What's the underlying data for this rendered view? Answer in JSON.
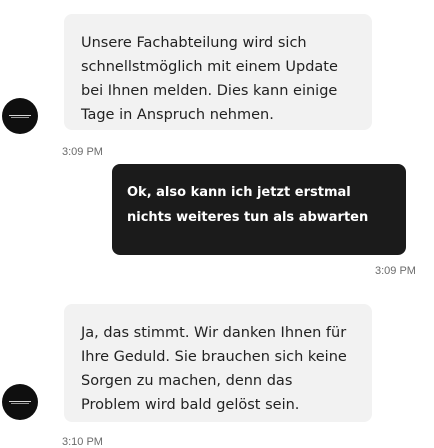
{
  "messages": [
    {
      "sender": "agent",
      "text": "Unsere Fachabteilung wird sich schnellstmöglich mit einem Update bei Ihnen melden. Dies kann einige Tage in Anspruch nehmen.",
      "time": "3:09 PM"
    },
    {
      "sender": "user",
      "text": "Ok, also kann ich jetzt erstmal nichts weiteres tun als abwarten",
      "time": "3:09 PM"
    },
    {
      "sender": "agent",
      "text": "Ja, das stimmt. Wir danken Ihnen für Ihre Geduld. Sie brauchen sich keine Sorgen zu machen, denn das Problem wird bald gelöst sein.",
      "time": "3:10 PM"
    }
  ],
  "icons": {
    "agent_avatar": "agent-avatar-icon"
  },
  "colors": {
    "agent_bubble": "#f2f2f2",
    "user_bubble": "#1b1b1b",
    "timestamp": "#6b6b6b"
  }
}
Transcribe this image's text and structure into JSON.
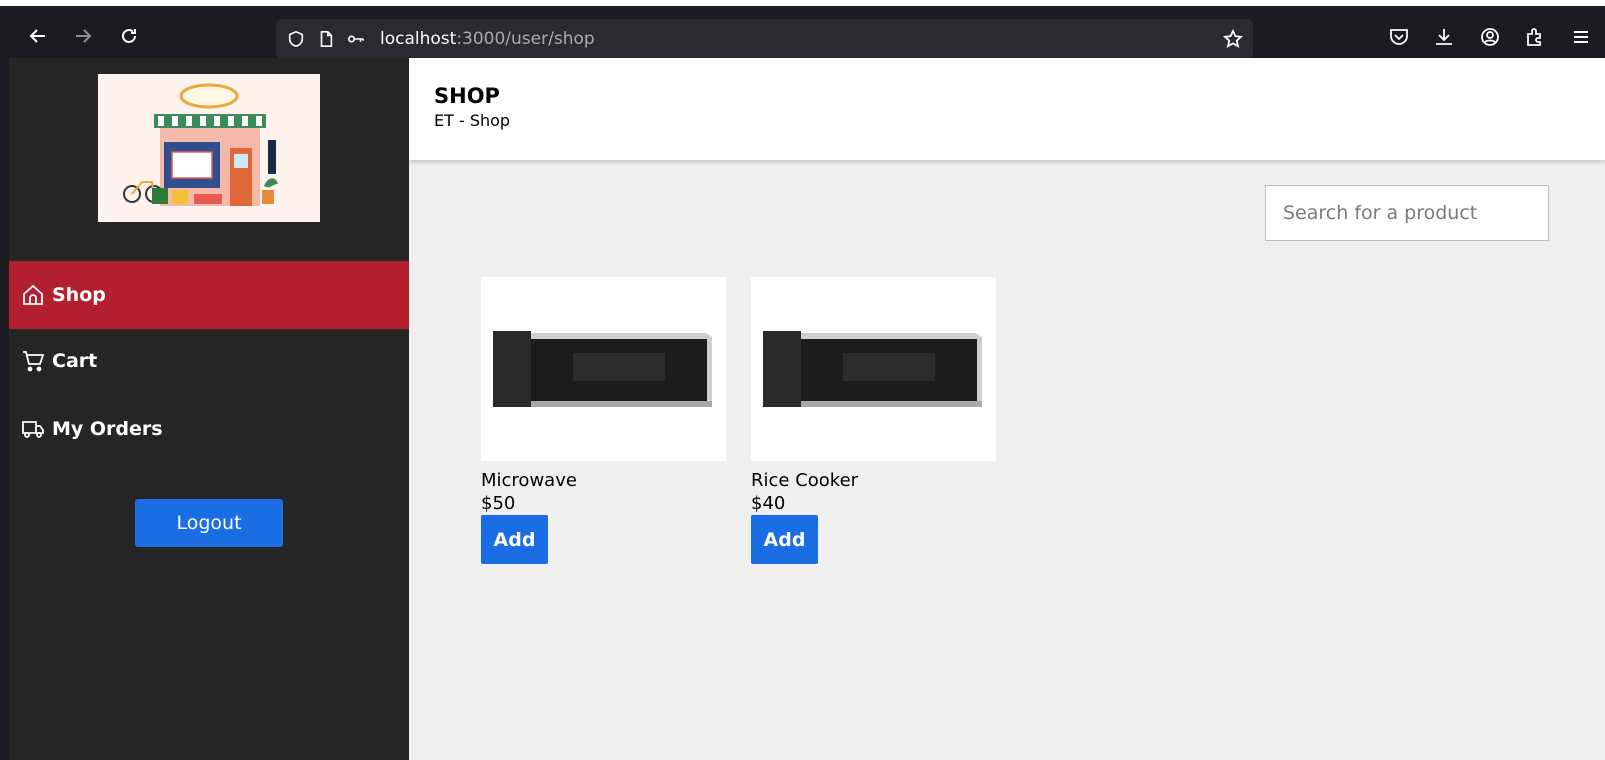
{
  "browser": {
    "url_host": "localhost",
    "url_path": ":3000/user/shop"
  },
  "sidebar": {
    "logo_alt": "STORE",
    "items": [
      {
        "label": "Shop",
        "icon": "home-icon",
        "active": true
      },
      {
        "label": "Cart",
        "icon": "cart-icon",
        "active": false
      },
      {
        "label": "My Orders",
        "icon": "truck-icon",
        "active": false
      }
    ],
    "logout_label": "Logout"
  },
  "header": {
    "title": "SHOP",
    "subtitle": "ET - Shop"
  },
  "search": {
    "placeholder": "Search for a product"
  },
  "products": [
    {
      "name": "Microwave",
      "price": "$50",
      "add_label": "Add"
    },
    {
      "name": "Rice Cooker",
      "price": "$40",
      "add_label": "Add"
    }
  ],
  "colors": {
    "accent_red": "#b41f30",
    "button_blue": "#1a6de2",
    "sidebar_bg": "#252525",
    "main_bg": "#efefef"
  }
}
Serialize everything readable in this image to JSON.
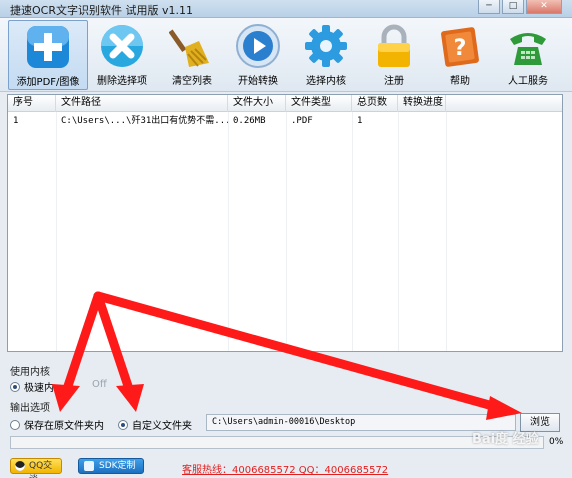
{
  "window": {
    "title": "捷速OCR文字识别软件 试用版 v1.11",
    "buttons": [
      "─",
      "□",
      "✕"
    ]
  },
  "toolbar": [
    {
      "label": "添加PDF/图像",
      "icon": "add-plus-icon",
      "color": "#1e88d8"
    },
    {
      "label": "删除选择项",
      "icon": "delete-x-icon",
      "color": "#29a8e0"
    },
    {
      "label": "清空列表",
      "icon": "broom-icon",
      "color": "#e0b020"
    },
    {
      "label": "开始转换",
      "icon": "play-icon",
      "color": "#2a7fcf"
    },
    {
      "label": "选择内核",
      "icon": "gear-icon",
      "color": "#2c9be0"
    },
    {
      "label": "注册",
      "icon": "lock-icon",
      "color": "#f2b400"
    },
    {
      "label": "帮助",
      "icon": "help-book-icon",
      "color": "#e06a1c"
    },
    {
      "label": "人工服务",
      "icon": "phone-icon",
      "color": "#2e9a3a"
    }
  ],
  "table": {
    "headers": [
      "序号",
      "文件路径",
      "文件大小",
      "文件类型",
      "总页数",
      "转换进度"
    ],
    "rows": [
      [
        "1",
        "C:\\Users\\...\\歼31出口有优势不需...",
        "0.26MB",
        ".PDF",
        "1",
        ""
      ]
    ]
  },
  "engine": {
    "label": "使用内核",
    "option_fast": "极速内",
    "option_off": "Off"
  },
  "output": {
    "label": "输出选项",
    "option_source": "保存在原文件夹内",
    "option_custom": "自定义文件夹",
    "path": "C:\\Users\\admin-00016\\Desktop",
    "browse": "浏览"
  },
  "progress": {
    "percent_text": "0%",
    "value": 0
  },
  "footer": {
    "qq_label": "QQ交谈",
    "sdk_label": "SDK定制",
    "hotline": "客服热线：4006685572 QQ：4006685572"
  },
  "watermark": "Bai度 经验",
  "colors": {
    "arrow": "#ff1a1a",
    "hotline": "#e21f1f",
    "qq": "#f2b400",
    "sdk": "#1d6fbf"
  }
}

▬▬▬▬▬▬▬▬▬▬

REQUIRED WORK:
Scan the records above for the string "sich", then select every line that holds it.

SOLVED EXERCISE:
      "text": "Unsere Fachabteilung wird sich schnellstmöglich mit einem Update bei Ihnen melden. Dies kann einige Tage in Anspruch nehmen.",
      "text": "Ja, das stimmt. Wir danken Ihnen für Ihre Geduld. Sie brauchen sich keine Sorgen zu machen, denn das Problem wird bald gelöst sein.",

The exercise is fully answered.